[Dataset rows describing interfaces]
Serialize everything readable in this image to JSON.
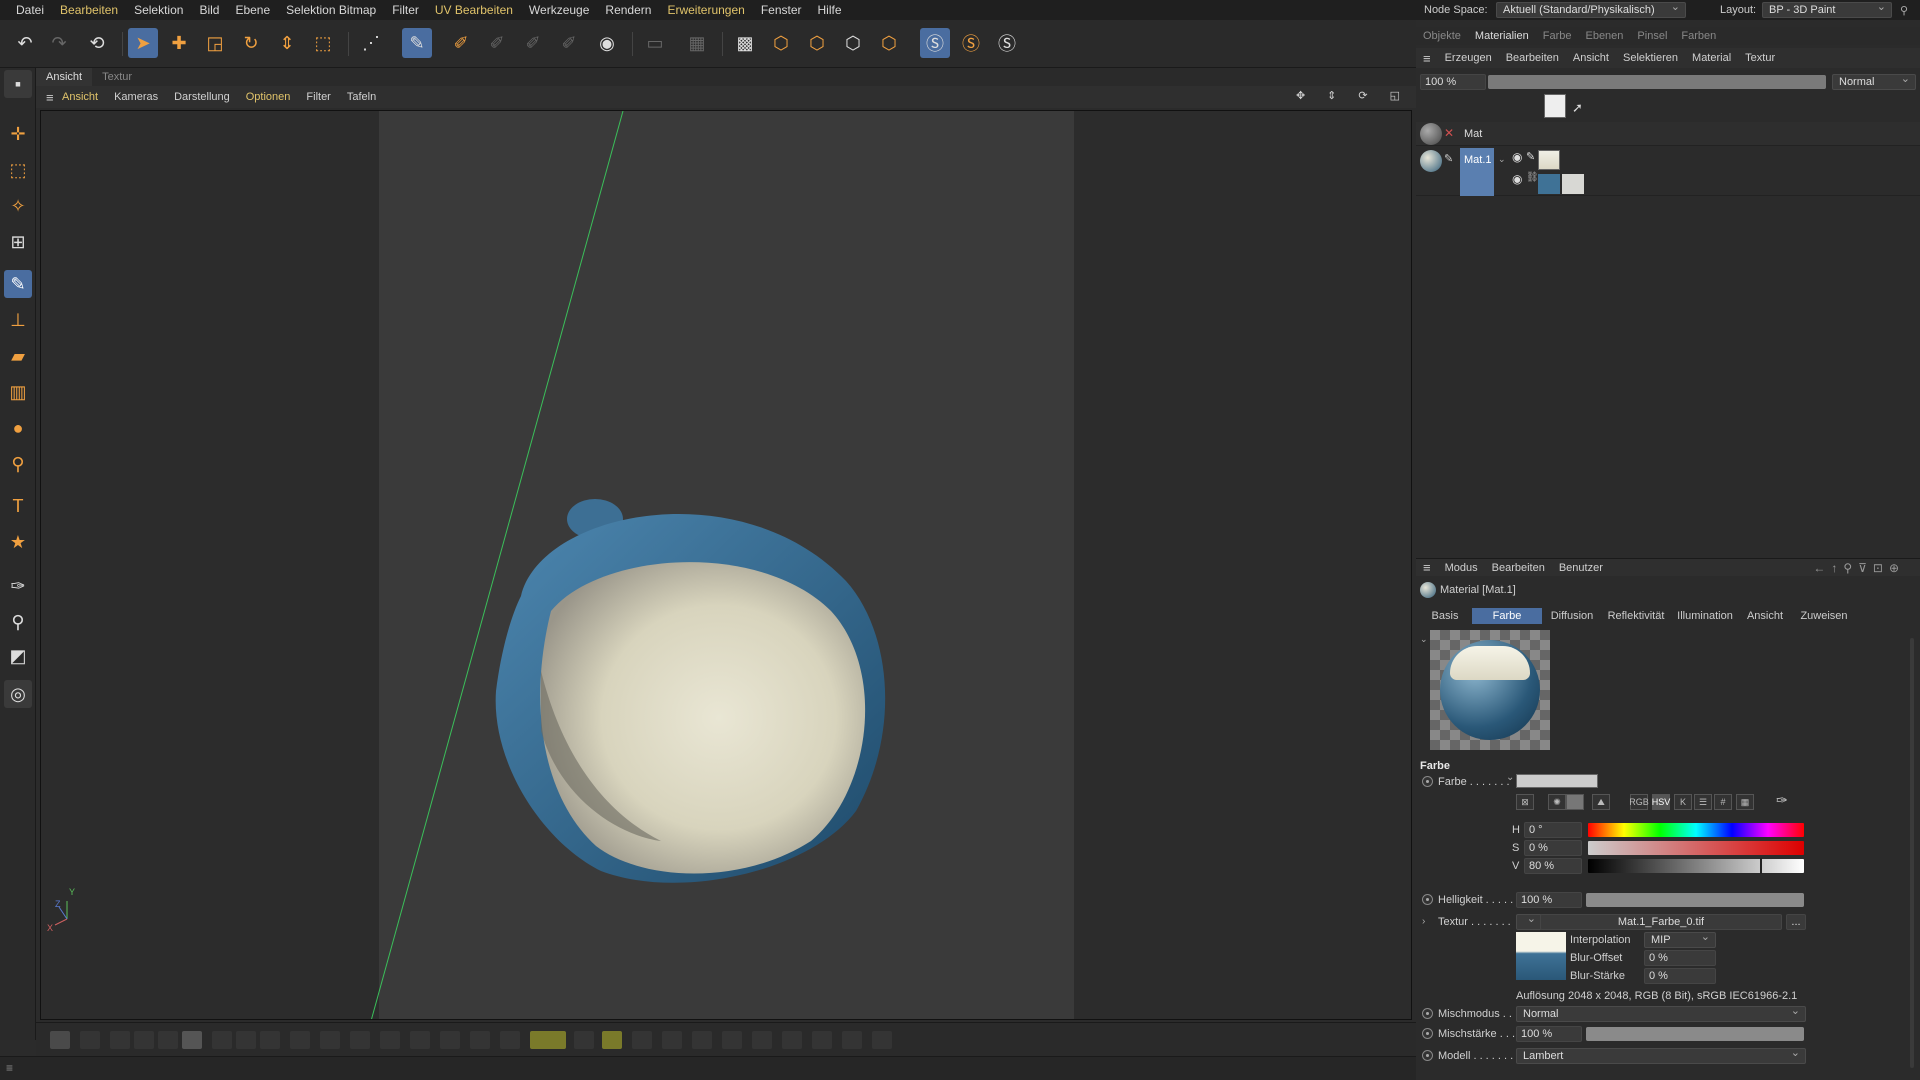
{
  "menubar": {
    "items": [
      "Datei",
      "Bearbeiten",
      "Selektion",
      "Bild",
      "Ebene",
      "Selektion Bitmap",
      "Filter",
      "UV Bearbeiten",
      "Werkzeuge",
      "Rendern",
      "Erweiterungen",
      "Fenster",
      "Hilfe"
    ],
    "highlighted": [
      "Bearbeiten",
      "UV Bearbeiten",
      "Erweiterungen"
    ]
  },
  "node_space": {
    "label": "Node Space:",
    "value": "Aktuell (Standard/Physikalisch)"
  },
  "layout": {
    "label": "Layout:",
    "value": "BP - 3D Paint"
  },
  "viewport": {
    "tabs": [
      "Ansicht",
      "Textur"
    ],
    "menu": [
      "Ansicht",
      "Kameras",
      "Darstellung",
      "Optionen",
      "Filter",
      "Tafeln"
    ],
    "axis_labels": {
      "y": "Y",
      "z": "Z",
      "x": "X"
    }
  },
  "right_panel": {
    "tabs": [
      "Objekte",
      "Materialien",
      "Farbe",
      "Ebenen",
      "Pinsel",
      "Farben"
    ],
    "active_tab": "Materialien",
    "menu": [
      "Erzeugen",
      "Bearbeiten",
      "Ansicht",
      "Selektieren",
      "Material",
      "Textur"
    ],
    "opacity": "100 %",
    "blend_mode": "Normal",
    "materials": [
      "Mat",
      "Mat.1"
    ]
  },
  "attributes": {
    "menu": [
      "Modus",
      "Bearbeiten",
      "Benutzer"
    ],
    "title": "Material [Mat.1]",
    "tabs": [
      "Basis",
      "Farbe",
      "Diffusion",
      "Reflektivität",
      "Illumination",
      "Ansicht",
      "Zuweisen"
    ],
    "active_tab": "Farbe",
    "section": "Farbe",
    "farbe_label": "Farbe . . . . . . .",
    "color_mode_buttons": [
      "RGB",
      "HSV",
      "K",
      "#"
    ],
    "h": {
      "label": "H",
      "value": "0 °"
    },
    "s": {
      "label": "S",
      "value": "0 %"
    },
    "v": {
      "label": "V",
      "value": "80 %",
      "level": 0.8
    },
    "helligkeit": {
      "label": "Helligkeit . . . . .",
      "value": "100 %"
    },
    "textur": {
      "label": "Textur . . . . . . .",
      "file": "Mat.1_Farbe_0.tif",
      "more": "..."
    },
    "interpolation": {
      "label": "Interpolation",
      "value": "MIP"
    },
    "blur_offset": {
      "label": "Blur-Offset",
      "value": "0 %"
    },
    "blur_staerke": {
      "label": "Blur-Stärke",
      "value": "0 %"
    },
    "resolution": "Auflösung 2048 x 2048, RGB (8 Bit), sRGB IEC61966-2.1",
    "mischmodus": {
      "label": "Mischmodus . . .",
      "value": "Normal"
    },
    "mischstaerke": {
      "label": "Mischstärke . . .",
      "value": "100 %"
    },
    "modell": {
      "label": "Modell . . . . . . .",
      "value": "Lambert"
    }
  },
  "colors": {
    "accent": "#4a6da0",
    "highlight_text": "#e0c36a",
    "tool_orange": "#f0a040"
  }
}
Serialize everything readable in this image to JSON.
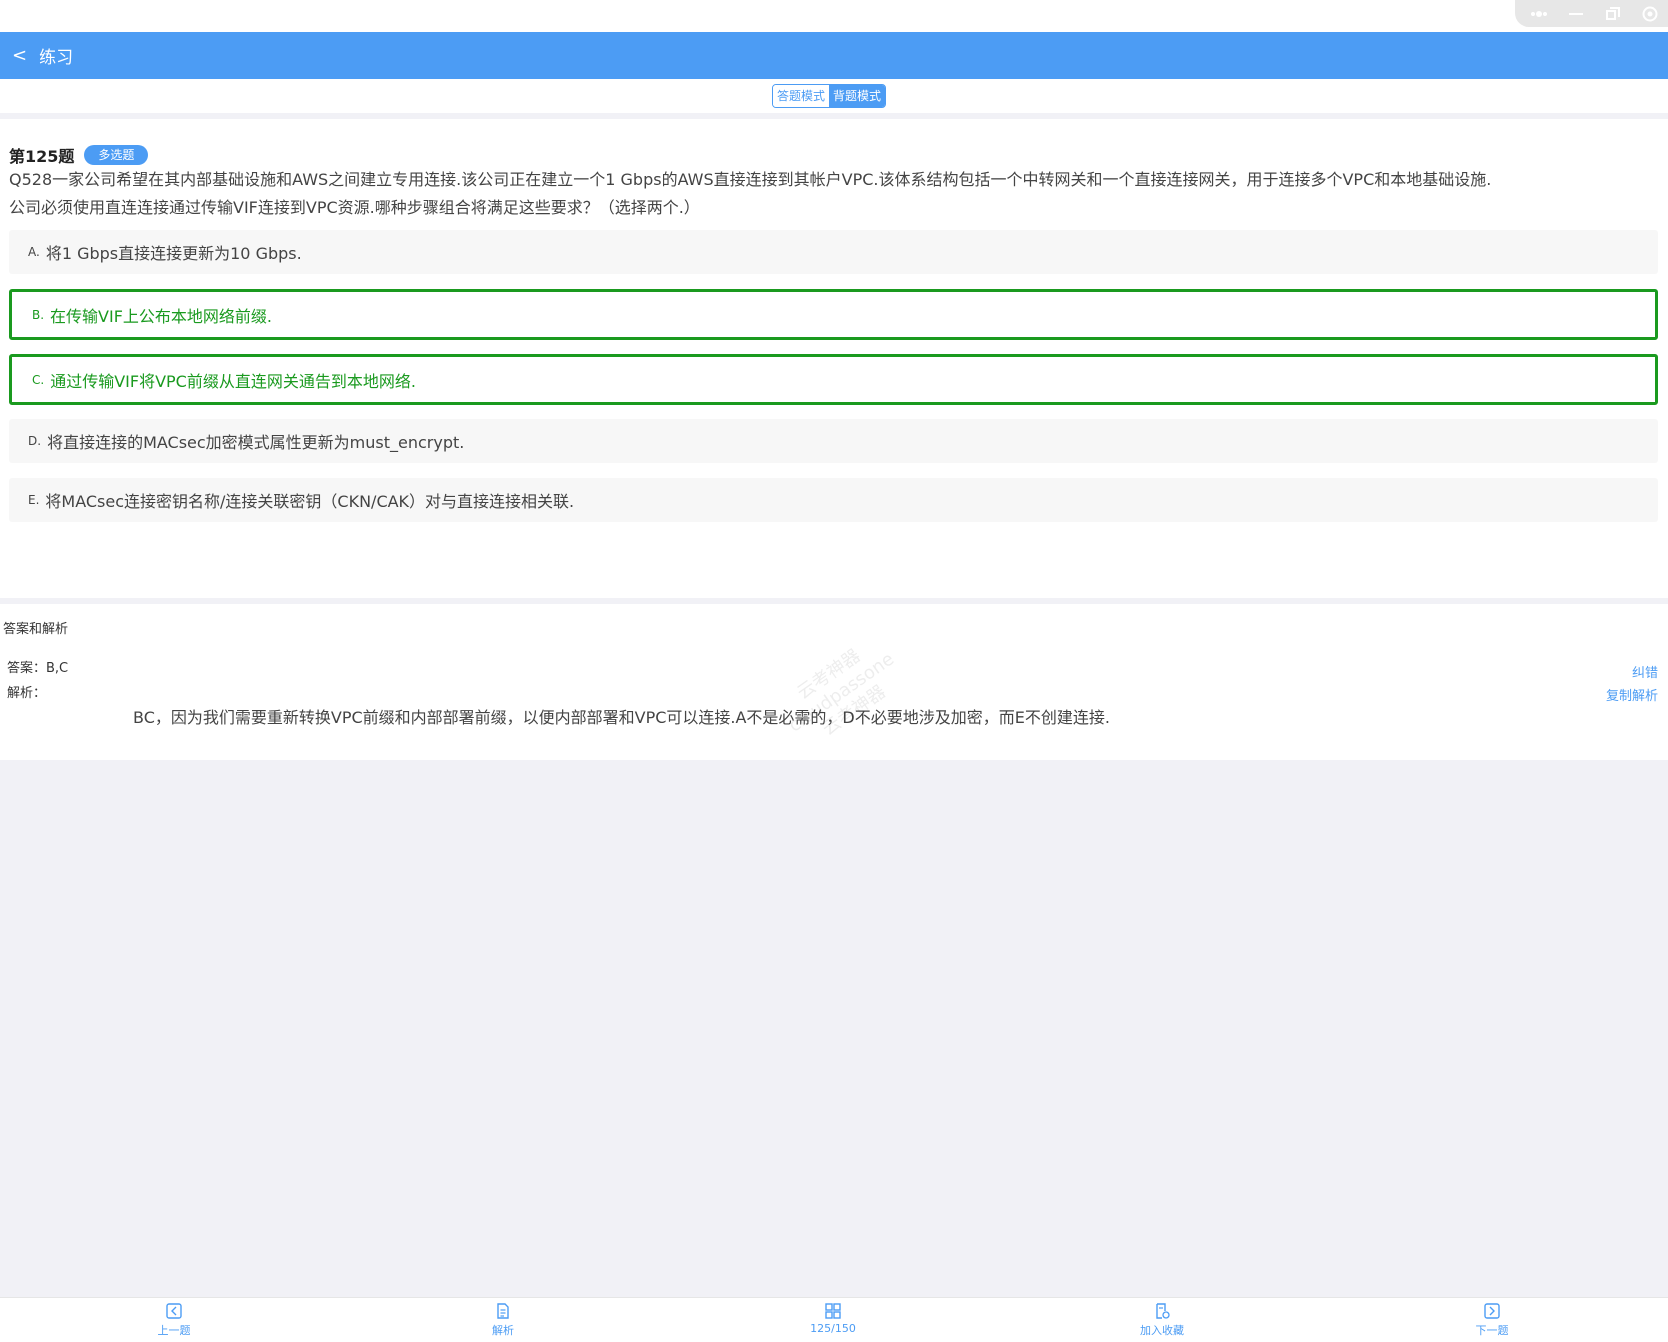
{
  "header": {
    "back_label": "<",
    "title": "练习"
  },
  "mode_toggle": {
    "answer_mode": "答题模式",
    "memorize_mode": "背题模式",
    "active": "memorize_mode"
  },
  "question": {
    "number": "第125题",
    "type_badge": "多选题",
    "line1": "Q528一家公司希望在其内部基础设施和AWS之间建立专用连接.该公司正在建立一个1 Gbps的AWS直接连接到其帐户VPC.该体系结构包括一个中转网关和一个直接连接网关，用于连接多个VPC和本地基础设施.",
    "line2": "公司必须使用直连连接通过传输VIF连接到VPC资源.哪种步骤组合将满足这些要求？（选择两个.）"
  },
  "options": [
    {
      "letter": "A.",
      "text": "将1 Gbps直接连接更新为10 Gbps.",
      "correct": false
    },
    {
      "letter": "B.",
      "text": "在传输VIF上公布本地网络前缀.",
      "correct": true
    },
    {
      "letter": "C.",
      "text": "通过传输VIF将VPC前缀从直连网关通告到本地网络.",
      "correct": true
    },
    {
      "letter": "D.",
      "text": "将直接连接的MACsec加密模式属性更新为must_encrypt.",
      "correct": false
    },
    {
      "letter": "E.",
      "text": "将MACsec连接密钥名称/连接关联密钥（CKN/CAK）对与直接连接相关联.",
      "correct": false
    }
  ],
  "answer_section": {
    "heading": "答案和解析",
    "answer_line": "答案：B,C",
    "explanation_label": "解析：",
    "explanation": "BC，因为我们需要重新转换VPC前缀和内部部署前缀，以便内部部署和VPC可以连接.A不是必需的，D不必要地涉及加密，而E不创建连接.",
    "report_link": "纠错",
    "copy_link": "复制解析"
  },
  "watermark": {
    "line1": "云考神器",
    "line2": "cloudpassone",
    "line3": "云考神器"
  },
  "bottom_nav": {
    "prev": "上一题",
    "analysis": "解析",
    "progress": "125/150",
    "favorite": "加入收藏",
    "next": "下一题"
  },
  "colors": {
    "brand": "#4c9cf4",
    "correct": "#1a9a1f",
    "background": "#f1f1f6"
  }
}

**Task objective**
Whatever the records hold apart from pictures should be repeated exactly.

**Completed task**
Serialize everything readable in this image to JSON.
{
  "menubar": {
    "items": [
      "Datei",
      "Bearbeiten",
      "Selektion",
      "Bild",
      "Ebene",
      "Selektion Bitmap",
      "Filter",
      "UV Bearbeiten",
      "Werkzeuge",
      "Rendern",
      "Erweiterungen",
      "Fenster",
      "Hilfe"
    ],
    "highlighted": [
      "Bearbeiten",
      "UV Bearbeiten",
      "Erweiterungen"
    ]
  },
  "node_space": {
    "label": "Node Space:",
    "value": "Aktuell (Standard/Physikalisch)"
  },
  "layout": {
    "label": "Layout:",
    "value": "BP - 3D Paint"
  },
  "viewport": {
    "tabs": [
      "Ansicht",
      "Textur"
    ],
    "menu": [
      "Ansicht",
      "Kameras",
      "Darstellung",
      "Optionen",
      "Filter",
      "Tafeln"
    ],
    "axis_labels": {
      "y": "Y",
      "z": "Z",
      "x": "X"
    }
  },
  "right_panel": {
    "tabs": [
      "Objekte",
      "Materialien",
      "Farbe",
      "Ebenen",
      "Pinsel",
      "Farben"
    ],
    "active_tab": "Materialien",
    "menu": [
      "Erzeugen",
      "Bearbeiten",
      "Ansicht",
      "Selektieren",
      "Material",
      "Textur"
    ],
    "opacity": "100 %",
    "blend_mode": "Normal",
    "materials": [
      "Mat",
      "Mat.1"
    ]
  },
  "attributes": {
    "menu": [
      "Modus",
      "Bearbeiten",
      "Benutzer"
    ],
    "title": "Material [Mat.1]",
    "tabs": [
      "Basis",
      "Farbe",
      "Diffusion",
      "Reflektivität",
      "Illumination",
      "Ansicht",
      "Zuweisen"
    ],
    "active_tab": "Farbe",
    "section": "Farbe",
    "farbe_label": "Farbe . . . . . . .",
    "color_mode_buttons": [
      "RGB",
      "HSV",
      "K",
      "#"
    ],
    "h": {
      "label": "H",
      "value": "0 °"
    },
    "s": {
      "label": "S",
      "value": "0 %"
    },
    "v": {
      "label": "V",
      "value": "80 %",
      "level": 0.8
    },
    "helligkeit": {
      "label": "Helligkeit . . . . .",
      "value": "100 %"
    },
    "textur": {
      "label": "Textur . . . . . . .",
      "file": "Mat.1_Farbe_0.tif",
      "more": "..."
    },
    "interpolation": {
      "label": "Interpolation",
      "value": "MIP"
    },
    "blur_offset": {
      "label": "Blur-Offset",
      "value": "0 %"
    },
    "blur_staerke": {
      "label": "Blur-Stärke",
      "value": "0 %"
    },
    "resolution": "Auflösung 2048 x 2048, RGB (8 Bit), sRGB IEC61966-2.1",
    "mischmodus": {
      "label": "Mischmodus . . .",
      "value": "Normal"
    },
    "mischstaerke": {
      "label": "Mischstärke . . .",
      "value": "100 %"
    },
    "modell": {
      "label": "Modell . . . . . . .",
      "value": "Lambert"
    }
  },
  "colors": {
    "accent": "#4a6da0",
    "highlight_text": "#e0c36a",
    "tool_orange": "#f0a040"
  }
}
Serialize everything readable in this image to JSON.
{
  "header": {
    "back_label": "<",
    "title": "练习"
  },
  "mode_toggle": {
    "answer_mode": "答题模式",
    "memorize_mode": "背题模式",
    "active": "memorize_mode"
  },
  "question": {
    "number": "第125题",
    "type_badge": "多选题",
    "line1": "Q528一家公司希望在其内部基础设施和AWS之间建立专用连接.该公司正在建立一个1 Gbps的AWS直接连接到其帐户VPC.该体系结构包括一个中转网关和一个直接连接网关，用于连接多个VPC和本地基础设施.",
    "line2": "公司必须使用直连连接通过传输VIF连接到VPC资源.哪种步骤组合将满足这些要求？（选择两个.）"
  },
  "options": [
    {
      "letter": "A.",
      "text": "将1 Gbps直接连接更新为10 Gbps.",
      "correct": false
    },
    {
      "letter": "B.",
      "text": "在传输VIF上公布本地网络前缀.",
      "correct": true
    },
    {
      "letter": "C.",
      "text": "通过传输VIF将VPC前缀从直连网关通告到本地网络.",
      "correct": true
    },
    {
      "letter": "D.",
      "text": "将直接连接的MACsec加密模式属性更新为must_encrypt.",
      "correct": false
    },
    {
      "letter": "E.",
      "text": "将MACsec连接密钥名称/连接关联密钥（CKN/CAK）对与直接连接相关联.",
      "correct": false
    }
  ],
  "answer_section": {
    "heading": "答案和解析",
    "answer_line": "答案：B,C",
    "explanation_label": "解析：",
    "explanation": "BC，因为我们需要重新转换VPC前缀和内部部署前缀，以便内部部署和VPC可以连接.A不是必需的，D不必要地涉及加密，而E不创建连接.",
    "report_link": "纠错",
    "copy_link": "复制解析"
  },
  "watermark": {
    "line1": "云考神器",
    "line2": "cloudpassone",
    "line3": "云考神器"
  },
  "bottom_nav": {
    "prev": "上一题",
    "analysis": "解析",
    "progress": "125/150",
    "favorite": "加入收藏",
    "next": "下一题"
  },
  "colors": {
    "brand": "#4c9cf4",
    "correct": "#1a9a1f",
    "background": "#f1f1f6"
  }
}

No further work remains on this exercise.